Assignment — Each line that contains the word "casella" is to be copied from the records below.

Dataset records —
[Start of Attachment]
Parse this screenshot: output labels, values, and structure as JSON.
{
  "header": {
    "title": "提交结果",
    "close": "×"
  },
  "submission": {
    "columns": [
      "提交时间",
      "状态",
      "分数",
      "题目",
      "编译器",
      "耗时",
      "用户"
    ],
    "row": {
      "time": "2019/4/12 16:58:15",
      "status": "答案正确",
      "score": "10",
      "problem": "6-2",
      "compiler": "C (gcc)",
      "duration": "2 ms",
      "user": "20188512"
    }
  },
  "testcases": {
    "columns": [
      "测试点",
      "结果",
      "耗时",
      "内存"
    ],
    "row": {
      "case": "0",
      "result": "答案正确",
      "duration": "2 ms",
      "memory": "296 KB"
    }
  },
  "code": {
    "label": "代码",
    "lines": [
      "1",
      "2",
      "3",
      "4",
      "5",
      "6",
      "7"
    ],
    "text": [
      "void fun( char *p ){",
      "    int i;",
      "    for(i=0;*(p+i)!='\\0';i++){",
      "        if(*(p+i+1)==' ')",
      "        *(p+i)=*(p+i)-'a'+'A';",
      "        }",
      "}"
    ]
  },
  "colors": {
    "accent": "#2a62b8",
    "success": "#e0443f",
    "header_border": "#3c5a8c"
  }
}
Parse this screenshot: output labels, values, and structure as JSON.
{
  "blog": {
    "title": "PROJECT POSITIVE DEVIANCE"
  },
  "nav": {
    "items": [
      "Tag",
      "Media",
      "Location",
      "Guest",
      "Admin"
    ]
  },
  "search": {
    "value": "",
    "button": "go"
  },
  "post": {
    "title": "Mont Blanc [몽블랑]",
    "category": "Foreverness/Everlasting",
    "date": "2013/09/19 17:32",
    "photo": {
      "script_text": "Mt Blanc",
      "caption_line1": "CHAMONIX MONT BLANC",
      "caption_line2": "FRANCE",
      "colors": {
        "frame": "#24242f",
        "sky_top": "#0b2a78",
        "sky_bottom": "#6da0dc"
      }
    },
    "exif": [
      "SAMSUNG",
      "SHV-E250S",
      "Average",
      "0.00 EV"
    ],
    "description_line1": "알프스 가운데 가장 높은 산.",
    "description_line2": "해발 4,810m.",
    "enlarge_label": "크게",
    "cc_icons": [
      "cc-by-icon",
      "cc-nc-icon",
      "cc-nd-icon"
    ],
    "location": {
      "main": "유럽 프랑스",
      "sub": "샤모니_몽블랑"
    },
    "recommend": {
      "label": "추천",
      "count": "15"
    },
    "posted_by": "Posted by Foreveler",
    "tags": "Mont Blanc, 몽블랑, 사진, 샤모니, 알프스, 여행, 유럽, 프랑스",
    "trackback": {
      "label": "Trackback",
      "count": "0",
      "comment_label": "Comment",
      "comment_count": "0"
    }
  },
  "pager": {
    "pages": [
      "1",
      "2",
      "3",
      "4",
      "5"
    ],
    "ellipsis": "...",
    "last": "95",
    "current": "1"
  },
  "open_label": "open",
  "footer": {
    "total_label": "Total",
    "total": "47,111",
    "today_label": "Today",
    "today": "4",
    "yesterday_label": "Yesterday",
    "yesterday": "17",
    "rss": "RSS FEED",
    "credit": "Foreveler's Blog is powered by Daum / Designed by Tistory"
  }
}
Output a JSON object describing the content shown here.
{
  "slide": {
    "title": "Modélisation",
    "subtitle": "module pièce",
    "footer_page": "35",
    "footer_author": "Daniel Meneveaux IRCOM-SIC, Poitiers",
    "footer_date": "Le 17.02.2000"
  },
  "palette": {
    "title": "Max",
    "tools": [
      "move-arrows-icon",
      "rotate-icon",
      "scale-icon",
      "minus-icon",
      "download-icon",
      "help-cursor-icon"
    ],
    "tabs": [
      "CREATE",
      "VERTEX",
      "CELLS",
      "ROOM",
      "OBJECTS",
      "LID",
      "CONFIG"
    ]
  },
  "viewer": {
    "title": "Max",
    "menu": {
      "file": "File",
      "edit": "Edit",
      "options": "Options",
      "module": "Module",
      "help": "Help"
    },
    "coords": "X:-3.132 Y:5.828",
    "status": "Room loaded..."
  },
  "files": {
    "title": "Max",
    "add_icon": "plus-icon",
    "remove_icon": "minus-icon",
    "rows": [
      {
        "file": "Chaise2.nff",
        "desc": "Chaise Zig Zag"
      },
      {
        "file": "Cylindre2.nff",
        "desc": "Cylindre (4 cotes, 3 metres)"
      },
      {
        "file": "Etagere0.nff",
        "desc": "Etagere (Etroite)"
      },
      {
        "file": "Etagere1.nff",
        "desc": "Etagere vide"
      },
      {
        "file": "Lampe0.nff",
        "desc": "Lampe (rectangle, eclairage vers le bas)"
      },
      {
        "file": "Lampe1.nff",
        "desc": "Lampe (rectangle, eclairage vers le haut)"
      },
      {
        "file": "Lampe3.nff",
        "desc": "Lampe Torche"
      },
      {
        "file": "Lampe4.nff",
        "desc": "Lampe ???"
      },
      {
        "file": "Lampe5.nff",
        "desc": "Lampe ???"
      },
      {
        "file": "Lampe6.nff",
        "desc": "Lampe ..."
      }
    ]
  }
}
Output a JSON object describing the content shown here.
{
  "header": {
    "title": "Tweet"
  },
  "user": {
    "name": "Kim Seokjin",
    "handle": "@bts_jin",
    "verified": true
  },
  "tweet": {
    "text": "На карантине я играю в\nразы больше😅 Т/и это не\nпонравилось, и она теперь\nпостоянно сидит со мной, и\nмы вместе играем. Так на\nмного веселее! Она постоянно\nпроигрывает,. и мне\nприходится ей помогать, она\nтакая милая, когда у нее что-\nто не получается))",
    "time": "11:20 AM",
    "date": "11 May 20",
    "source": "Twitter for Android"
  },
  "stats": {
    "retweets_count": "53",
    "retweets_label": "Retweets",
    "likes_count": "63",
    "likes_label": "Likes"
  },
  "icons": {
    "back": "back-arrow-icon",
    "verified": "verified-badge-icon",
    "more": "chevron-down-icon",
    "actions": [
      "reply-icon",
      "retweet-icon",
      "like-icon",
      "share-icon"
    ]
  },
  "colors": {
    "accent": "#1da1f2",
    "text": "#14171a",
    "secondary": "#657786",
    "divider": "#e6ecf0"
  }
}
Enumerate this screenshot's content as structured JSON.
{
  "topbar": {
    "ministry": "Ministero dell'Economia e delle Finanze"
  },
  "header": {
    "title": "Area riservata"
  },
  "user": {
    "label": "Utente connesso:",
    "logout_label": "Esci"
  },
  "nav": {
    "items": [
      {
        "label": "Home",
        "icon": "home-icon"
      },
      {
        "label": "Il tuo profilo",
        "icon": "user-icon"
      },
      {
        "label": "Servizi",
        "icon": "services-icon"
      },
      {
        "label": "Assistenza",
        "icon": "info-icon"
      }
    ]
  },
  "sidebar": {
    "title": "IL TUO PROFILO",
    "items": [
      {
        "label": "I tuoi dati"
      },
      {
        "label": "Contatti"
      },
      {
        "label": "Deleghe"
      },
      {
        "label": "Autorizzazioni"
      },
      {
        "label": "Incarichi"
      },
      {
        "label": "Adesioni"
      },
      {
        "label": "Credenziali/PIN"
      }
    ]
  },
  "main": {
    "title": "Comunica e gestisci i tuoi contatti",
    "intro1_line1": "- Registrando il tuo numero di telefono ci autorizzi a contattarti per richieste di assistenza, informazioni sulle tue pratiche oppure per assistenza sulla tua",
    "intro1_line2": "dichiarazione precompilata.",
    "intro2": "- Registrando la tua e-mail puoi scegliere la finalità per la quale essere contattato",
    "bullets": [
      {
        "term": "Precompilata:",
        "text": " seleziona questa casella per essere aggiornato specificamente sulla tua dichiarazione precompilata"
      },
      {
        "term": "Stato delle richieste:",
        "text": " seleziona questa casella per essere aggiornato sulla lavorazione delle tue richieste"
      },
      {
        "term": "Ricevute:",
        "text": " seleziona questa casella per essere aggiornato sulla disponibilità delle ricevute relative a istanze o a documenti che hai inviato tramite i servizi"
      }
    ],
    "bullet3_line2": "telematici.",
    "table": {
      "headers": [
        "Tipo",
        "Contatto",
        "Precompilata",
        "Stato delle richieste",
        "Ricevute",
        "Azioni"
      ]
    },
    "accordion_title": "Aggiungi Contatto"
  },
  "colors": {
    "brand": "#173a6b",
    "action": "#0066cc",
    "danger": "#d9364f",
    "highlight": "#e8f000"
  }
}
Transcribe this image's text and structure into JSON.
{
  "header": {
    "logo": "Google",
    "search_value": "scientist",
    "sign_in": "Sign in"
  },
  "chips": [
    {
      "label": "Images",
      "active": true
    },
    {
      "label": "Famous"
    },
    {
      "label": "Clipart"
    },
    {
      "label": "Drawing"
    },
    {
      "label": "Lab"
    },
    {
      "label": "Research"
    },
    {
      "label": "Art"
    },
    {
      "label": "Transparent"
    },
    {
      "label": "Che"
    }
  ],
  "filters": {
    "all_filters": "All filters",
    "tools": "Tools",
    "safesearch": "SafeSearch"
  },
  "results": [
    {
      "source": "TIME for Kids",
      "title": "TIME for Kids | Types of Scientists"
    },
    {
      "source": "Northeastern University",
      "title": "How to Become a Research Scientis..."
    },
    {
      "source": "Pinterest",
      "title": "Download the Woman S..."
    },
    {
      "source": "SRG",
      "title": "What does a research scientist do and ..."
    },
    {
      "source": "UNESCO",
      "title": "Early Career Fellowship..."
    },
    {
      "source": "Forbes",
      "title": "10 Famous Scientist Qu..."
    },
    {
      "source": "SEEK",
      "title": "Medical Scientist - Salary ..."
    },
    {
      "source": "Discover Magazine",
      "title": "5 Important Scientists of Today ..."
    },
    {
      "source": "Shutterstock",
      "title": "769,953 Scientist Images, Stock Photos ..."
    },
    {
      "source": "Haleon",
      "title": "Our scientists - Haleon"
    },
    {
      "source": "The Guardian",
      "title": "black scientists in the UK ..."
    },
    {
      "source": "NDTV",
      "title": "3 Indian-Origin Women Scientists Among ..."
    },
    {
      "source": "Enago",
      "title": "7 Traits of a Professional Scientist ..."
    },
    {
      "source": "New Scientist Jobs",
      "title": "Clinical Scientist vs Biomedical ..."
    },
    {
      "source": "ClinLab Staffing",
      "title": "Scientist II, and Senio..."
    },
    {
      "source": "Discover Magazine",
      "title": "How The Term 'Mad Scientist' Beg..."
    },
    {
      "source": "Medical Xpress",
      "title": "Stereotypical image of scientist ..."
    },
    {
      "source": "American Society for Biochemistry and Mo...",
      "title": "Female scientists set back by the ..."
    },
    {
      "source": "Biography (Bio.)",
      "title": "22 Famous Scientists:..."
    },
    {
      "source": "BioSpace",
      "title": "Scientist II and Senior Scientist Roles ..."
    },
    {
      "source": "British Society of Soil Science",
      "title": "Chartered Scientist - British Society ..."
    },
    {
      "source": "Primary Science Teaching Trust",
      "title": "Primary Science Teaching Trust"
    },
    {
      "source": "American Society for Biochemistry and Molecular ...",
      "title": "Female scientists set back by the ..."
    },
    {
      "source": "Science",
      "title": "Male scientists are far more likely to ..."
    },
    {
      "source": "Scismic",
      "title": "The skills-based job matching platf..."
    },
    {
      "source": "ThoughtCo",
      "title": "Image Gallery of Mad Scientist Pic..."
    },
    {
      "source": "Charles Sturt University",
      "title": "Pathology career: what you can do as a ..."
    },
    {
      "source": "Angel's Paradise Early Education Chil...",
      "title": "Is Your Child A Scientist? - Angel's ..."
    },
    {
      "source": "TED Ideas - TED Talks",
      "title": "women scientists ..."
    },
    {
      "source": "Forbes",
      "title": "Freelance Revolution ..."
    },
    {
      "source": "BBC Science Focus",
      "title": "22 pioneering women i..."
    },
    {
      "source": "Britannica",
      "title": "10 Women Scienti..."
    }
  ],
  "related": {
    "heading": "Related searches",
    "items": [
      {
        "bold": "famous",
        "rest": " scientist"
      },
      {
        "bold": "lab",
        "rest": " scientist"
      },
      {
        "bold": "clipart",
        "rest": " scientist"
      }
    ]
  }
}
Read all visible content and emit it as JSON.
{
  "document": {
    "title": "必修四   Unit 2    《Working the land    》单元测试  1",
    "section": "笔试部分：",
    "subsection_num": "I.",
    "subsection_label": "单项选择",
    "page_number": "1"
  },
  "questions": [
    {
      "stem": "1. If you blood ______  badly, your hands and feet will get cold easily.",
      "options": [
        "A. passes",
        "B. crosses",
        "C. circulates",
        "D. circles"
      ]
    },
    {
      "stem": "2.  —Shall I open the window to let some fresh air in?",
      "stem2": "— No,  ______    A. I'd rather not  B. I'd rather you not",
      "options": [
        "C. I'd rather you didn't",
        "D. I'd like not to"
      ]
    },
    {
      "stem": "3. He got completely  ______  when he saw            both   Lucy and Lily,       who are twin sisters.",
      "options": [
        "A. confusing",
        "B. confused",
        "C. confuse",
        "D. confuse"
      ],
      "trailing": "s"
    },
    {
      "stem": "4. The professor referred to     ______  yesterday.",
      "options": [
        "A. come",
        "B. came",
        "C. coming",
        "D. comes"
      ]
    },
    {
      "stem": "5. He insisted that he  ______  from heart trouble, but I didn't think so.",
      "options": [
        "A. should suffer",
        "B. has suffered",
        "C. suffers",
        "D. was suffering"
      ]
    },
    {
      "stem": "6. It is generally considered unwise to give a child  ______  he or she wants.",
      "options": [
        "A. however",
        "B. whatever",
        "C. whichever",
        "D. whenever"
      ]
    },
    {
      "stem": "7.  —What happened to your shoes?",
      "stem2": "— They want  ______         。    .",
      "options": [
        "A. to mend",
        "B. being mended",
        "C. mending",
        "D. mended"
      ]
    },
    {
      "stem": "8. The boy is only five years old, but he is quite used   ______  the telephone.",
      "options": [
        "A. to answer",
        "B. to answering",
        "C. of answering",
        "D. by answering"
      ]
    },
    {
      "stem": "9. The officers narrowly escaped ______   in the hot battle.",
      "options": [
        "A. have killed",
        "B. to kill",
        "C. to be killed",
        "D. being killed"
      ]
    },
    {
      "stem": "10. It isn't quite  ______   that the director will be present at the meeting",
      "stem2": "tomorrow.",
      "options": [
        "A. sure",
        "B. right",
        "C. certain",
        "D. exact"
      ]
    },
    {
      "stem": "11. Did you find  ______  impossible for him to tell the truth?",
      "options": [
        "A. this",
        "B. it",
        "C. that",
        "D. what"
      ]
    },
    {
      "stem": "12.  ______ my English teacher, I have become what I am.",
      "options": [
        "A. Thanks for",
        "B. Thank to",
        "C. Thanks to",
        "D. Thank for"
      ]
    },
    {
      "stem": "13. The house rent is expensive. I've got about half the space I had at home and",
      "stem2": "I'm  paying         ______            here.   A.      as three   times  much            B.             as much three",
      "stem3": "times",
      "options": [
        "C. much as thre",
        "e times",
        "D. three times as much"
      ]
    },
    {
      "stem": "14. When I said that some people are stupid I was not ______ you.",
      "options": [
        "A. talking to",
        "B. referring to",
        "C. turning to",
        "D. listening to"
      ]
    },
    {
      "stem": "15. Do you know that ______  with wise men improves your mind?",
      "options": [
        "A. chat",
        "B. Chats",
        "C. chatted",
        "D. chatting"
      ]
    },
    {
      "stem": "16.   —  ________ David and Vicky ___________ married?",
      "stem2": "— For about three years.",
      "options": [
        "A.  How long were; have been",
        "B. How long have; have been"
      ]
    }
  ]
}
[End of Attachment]
Your response —
        "text": " seleziona questa casella per essere aggiornato specificamente sulla tua dichiarazione precompilata"
        "text": " seleziona questa casella per essere aggiornato sulla lavorazione delle tue richieste"
        "text": " seleziona questa casella per essere aggiornato sulla disponibilità delle ricevute relative a istanze o a documenti che hai inviato tramite i servizi"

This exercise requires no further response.